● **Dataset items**
Segment Open
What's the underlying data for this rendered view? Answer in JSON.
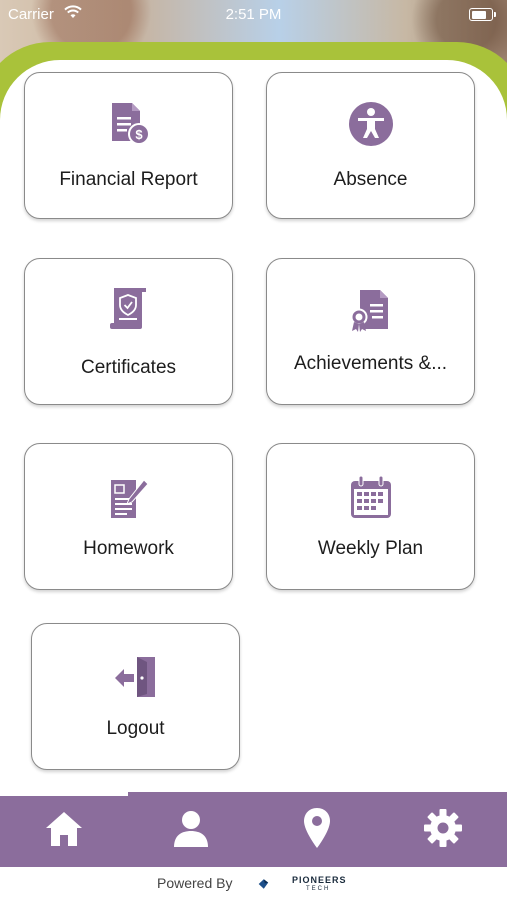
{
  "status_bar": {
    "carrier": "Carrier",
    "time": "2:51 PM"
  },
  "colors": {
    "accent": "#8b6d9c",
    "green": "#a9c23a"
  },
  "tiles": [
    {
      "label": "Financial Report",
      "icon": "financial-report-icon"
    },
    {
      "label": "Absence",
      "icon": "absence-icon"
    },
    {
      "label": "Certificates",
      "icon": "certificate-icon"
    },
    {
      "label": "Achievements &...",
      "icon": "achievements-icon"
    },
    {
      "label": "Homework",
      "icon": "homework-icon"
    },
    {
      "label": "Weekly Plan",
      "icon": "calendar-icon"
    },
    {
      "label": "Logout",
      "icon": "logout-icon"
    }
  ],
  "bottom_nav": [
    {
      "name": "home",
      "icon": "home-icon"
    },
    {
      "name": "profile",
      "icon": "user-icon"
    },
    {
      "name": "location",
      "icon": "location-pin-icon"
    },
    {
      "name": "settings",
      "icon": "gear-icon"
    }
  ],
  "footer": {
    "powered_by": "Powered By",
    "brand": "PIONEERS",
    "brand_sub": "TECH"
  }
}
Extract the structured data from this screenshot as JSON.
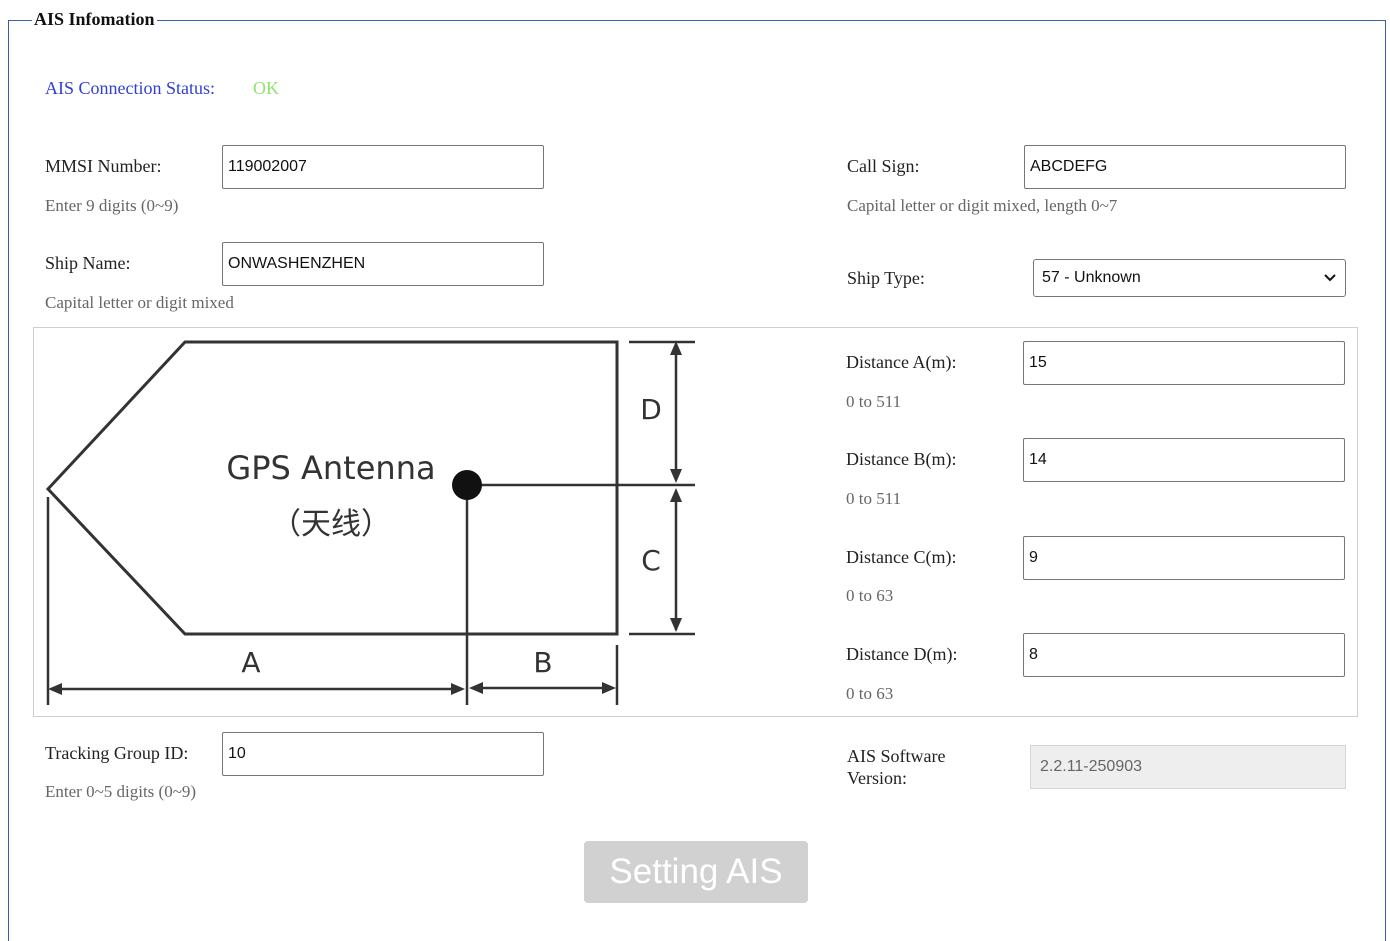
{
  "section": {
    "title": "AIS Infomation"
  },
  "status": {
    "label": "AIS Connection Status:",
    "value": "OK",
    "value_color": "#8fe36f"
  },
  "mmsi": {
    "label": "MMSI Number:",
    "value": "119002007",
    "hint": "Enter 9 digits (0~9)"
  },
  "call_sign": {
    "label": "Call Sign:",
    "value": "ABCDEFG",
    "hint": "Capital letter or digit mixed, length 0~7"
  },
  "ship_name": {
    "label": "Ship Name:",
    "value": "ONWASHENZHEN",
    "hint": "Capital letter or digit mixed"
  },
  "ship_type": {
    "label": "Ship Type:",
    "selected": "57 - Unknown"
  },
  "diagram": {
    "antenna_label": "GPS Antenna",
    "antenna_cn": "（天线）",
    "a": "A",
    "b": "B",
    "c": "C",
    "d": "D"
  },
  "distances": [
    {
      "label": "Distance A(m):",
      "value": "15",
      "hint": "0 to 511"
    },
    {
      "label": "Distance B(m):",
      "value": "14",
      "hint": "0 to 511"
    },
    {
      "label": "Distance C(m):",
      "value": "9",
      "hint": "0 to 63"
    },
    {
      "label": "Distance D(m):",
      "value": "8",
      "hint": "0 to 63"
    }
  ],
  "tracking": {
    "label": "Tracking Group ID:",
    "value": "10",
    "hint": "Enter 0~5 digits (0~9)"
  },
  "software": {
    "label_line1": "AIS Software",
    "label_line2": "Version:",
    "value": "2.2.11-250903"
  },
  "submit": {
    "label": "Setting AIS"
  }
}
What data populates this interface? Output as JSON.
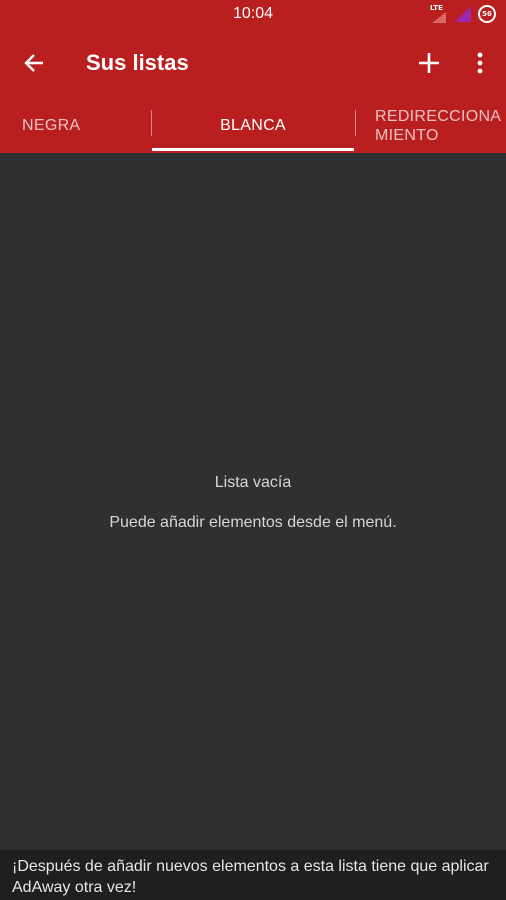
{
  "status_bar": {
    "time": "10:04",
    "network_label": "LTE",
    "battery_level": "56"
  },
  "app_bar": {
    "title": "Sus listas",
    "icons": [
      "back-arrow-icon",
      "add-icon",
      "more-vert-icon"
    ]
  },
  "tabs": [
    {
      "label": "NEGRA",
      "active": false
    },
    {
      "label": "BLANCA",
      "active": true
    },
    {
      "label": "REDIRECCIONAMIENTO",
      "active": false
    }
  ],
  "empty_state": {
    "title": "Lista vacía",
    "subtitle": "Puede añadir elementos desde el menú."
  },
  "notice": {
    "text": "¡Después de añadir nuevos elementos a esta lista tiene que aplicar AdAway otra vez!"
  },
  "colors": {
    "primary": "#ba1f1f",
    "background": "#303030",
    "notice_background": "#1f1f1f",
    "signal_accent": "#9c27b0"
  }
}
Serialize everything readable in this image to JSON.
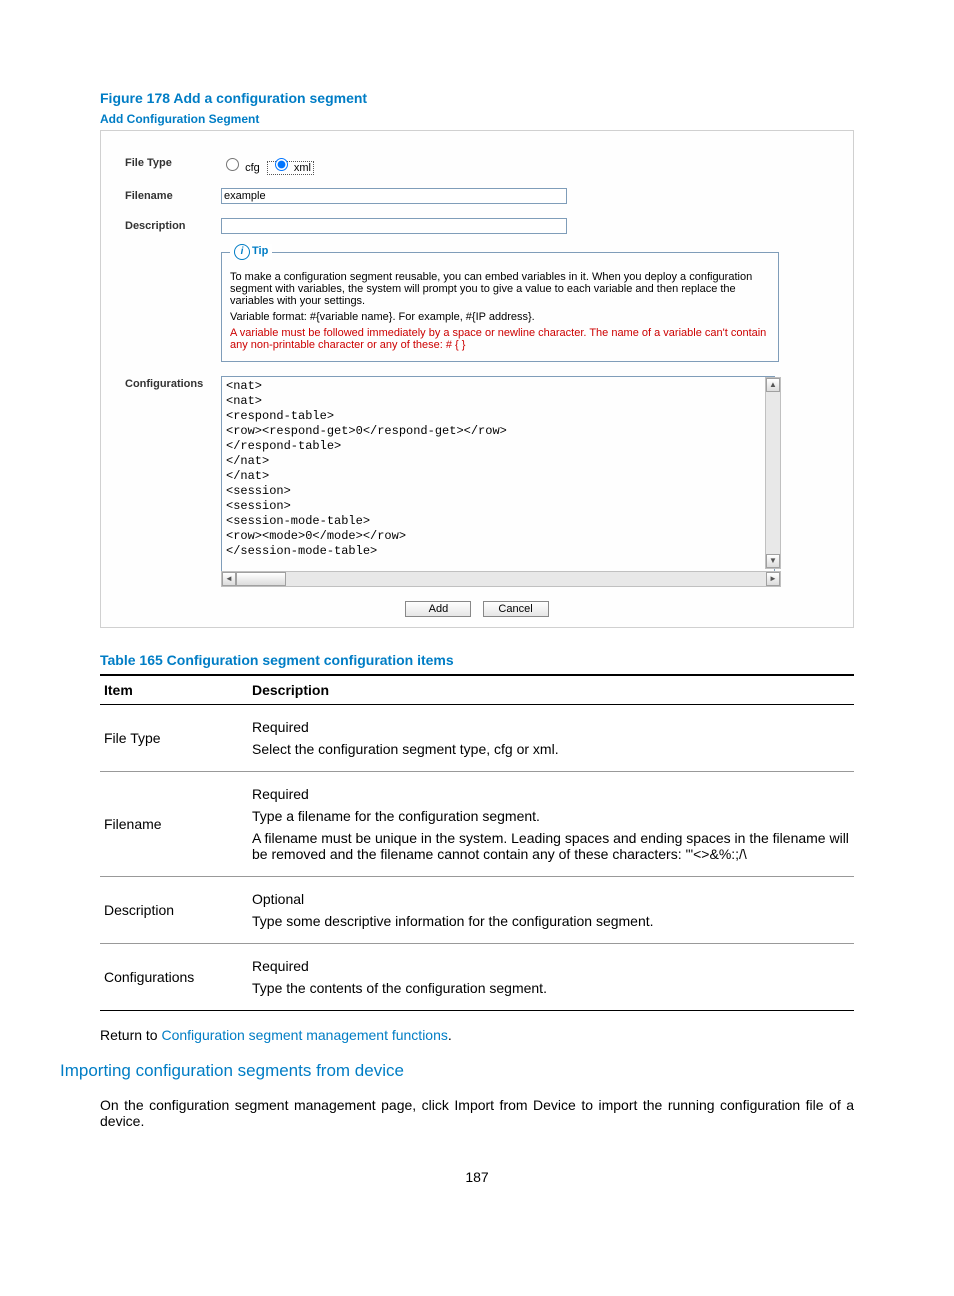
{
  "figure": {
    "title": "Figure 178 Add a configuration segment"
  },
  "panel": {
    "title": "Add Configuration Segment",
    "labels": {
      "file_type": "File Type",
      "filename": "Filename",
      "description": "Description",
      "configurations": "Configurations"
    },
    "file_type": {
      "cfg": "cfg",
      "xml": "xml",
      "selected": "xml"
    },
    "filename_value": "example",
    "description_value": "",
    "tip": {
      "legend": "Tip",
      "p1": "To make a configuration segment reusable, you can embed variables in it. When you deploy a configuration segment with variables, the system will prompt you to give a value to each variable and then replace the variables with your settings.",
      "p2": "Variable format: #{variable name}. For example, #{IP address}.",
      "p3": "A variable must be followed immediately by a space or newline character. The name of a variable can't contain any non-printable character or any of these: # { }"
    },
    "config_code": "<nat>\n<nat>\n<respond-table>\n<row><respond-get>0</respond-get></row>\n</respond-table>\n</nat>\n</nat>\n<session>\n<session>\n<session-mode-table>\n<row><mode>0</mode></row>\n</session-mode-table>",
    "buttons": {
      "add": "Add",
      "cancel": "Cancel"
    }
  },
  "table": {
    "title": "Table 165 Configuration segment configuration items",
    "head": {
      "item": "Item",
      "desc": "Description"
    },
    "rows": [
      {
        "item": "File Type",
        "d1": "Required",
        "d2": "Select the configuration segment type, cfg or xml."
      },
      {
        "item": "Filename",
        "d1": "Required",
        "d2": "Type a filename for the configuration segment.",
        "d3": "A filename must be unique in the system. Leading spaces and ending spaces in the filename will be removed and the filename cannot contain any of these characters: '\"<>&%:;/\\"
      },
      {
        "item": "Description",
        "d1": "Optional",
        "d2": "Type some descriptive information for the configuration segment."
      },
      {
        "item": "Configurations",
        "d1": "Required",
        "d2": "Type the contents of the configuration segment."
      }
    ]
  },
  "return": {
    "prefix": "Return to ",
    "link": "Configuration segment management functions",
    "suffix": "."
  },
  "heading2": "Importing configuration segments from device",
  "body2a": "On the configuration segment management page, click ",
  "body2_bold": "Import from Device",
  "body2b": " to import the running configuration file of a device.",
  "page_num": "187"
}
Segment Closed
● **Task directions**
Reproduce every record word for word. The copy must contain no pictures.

● **Response**
What's the underlying data for this rendered view? Answer in JSON.
{
  "status_bar": {
    "carrier": "Carrier",
    "time": "2:51 PM"
  },
  "colors": {
    "accent": "#8b6d9c",
    "green": "#a9c23a"
  },
  "tiles": [
    {
      "label": "Financial Report",
      "icon": "financial-report-icon"
    },
    {
      "label": "Absence",
      "icon": "absence-icon"
    },
    {
      "label": "Certificates",
      "icon": "certificate-icon"
    },
    {
      "label": "Achievements &...",
      "icon": "achievements-icon"
    },
    {
      "label": "Homework",
      "icon": "homework-icon"
    },
    {
      "label": "Weekly Plan",
      "icon": "calendar-icon"
    },
    {
      "label": "Logout",
      "icon": "logout-icon"
    }
  ],
  "bottom_nav": [
    {
      "name": "home",
      "icon": "home-icon"
    },
    {
      "name": "profile",
      "icon": "user-icon"
    },
    {
      "name": "location",
      "icon": "location-pin-icon"
    },
    {
      "name": "settings",
      "icon": "gear-icon"
    }
  ],
  "footer": {
    "powered_by": "Powered By",
    "brand": "PIONEERS",
    "brand_sub": "TECH"
  }
}
Extract the structured data from this screenshot as JSON.
{
  "section": {
    "title": "AIS Infomation"
  },
  "status": {
    "label": "AIS Connection Status:",
    "value": "OK",
    "value_color": "#8fe36f"
  },
  "mmsi": {
    "label": "MMSI Number:",
    "value": "119002007",
    "hint": "Enter 9 digits (0~9)"
  },
  "call_sign": {
    "label": "Call Sign:",
    "value": "ABCDEFG",
    "hint": "Capital letter or digit mixed, length 0~7"
  },
  "ship_name": {
    "label": "Ship Name:",
    "value": "ONWASHENZHEN",
    "hint": "Capital letter or digit mixed"
  },
  "ship_type": {
    "label": "Ship Type:",
    "selected": "57 - Unknown"
  },
  "diagram": {
    "antenna_label": "GPS Antenna",
    "antenna_cn": "（天线）",
    "a": "A",
    "b": "B",
    "c": "C",
    "d": "D"
  },
  "distances": [
    {
      "label": "Distance A(m):",
      "value": "15",
      "hint": "0 to 511"
    },
    {
      "label": "Distance B(m):",
      "value": "14",
      "hint": "0 to 511"
    },
    {
      "label": "Distance C(m):",
      "value": "9",
      "hint": "0 to 63"
    },
    {
      "label": "Distance D(m):",
      "value": "8",
      "hint": "0 to 63"
    }
  ],
  "tracking": {
    "label": "Tracking Group ID:",
    "value": "10",
    "hint": "Enter 0~5 digits (0~9)"
  },
  "software": {
    "label_line1": "AIS Software",
    "label_line2": "Version:",
    "value": "2.2.11-250903"
  },
  "submit": {
    "label": "Setting AIS"
  }
}
What data populates this interface? Output as JSON.
{
  "status_bar": {
    "time": "10:04",
    "network_label": "LTE",
    "battery_level": "56"
  },
  "app_bar": {
    "title": "Sus listas",
    "icons": [
      "back-arrow-icon",
      "add-icon",
      "more-vert-icon"
    ]
  },
  "tabs": [
    {
      "label": "NEGRA",
      "active": false
    },
    {
      "label": "BLANCA",
      "active": true
    },
    {
      "label": "REDIRECCIONAMIENTO",
      "active": false
    }
  ],
  "empty_state": {
    "title": "Lista vacía",
    "subtitle": "Puede añadir elementos desde el menú."
  },
  "notice": {
    "text": "¡Después de añadir nuevos elementos a esta lista tiene que aplicar AdAway otra vez!"
  },
  "colors": {
    "primary": "#ba1f1f",
    "background": "#303030",
    "notice_background": "#1f1f1f",
    "signal_accent": "#9c27b0"
  }
}
Serialize everything readable in this image to JSON.
{
  "figure": {
    "title": "Figure 178 Add a configuration segment"
  },
  "panel": {
    "title": "Add Configuration Segment",
    "labels": {
      "file_type": "File Type",
      "filename": "Filename",
      "description": "Description",
      "configurations": "Configurations"
    },
    "file_type": {
      "cfg": "cfg",
      "xml": "xml",
      "selected": "xml"
    },
    "filename_value": "example",
    "description_value": "",
    "tip": {
      "legend": "Tip",
      "p1": "To make a configuration segment reusable, you can embed variables in it. When you deploy a configuration segment with variables, the system will prompt you to give a value to each variable and then replace the variables with your settings.",
      "p2": "Variable format: #{variable name}. For example, #{IP address}.",
      "p3": "A variable must be followed immediately by a space or newline character. The name of a variable can't contain any non-printable character or any of these: # { }"
    },
    "config_code": "<nat>\n<nat>\n<respond-table>\n<row><respond-get>0</respond-get></row>\n</respond-table>\n</nat>\n</nat>\n<session>\n<session>\n<session-mode-table>\n<row><mode>0</mode></row>\n</session-mode-table>",
    "buttons": {
      "add": "Add",
      "cancel": "Cancel"
    }
  },
  "table": {
    "title": "Table 165 Configuration segment configuration items",
    "head": {
      "item": "Item",
      "desc": "Description"
    },
    "rows": [
      {
        "item": "File Type",
        "d1": "Required",
        "d2": "Select the configuration segment type, cfg or xml."
      },
      {
        "item": "Filename",
        "d1": "Required",
        "d2": "Type a filename for the configuration segment.",
        "d3": "A filename must be unique in the system. Leading spaces and ending spaces in the filename will be removed and the filename cannot contain any of these characters: '\"<>&%:;/\\"
      },
      {
        "item": "Description",
        "d1": "Optional",
        "d2": "Type some descriptive information for the configuration segment."
      },
      {
        "item": "Configurations",
        "d1": "Required",
        "d2": "Type the contents of the configuration segment."
      }
    ]
  },
  "return": {
    "prefix": "Return to ",
    "link": "Configuration segment management functions",
    "suffix": "."
  },
  "heading2": "Importing configuration segments from device",
  "body2a": "On the configuration segment management page, click ",
  "body2_bold": "Import from Device",
  "body2b": " to import the running configuration file of a device.",
  "page_num": "187"
}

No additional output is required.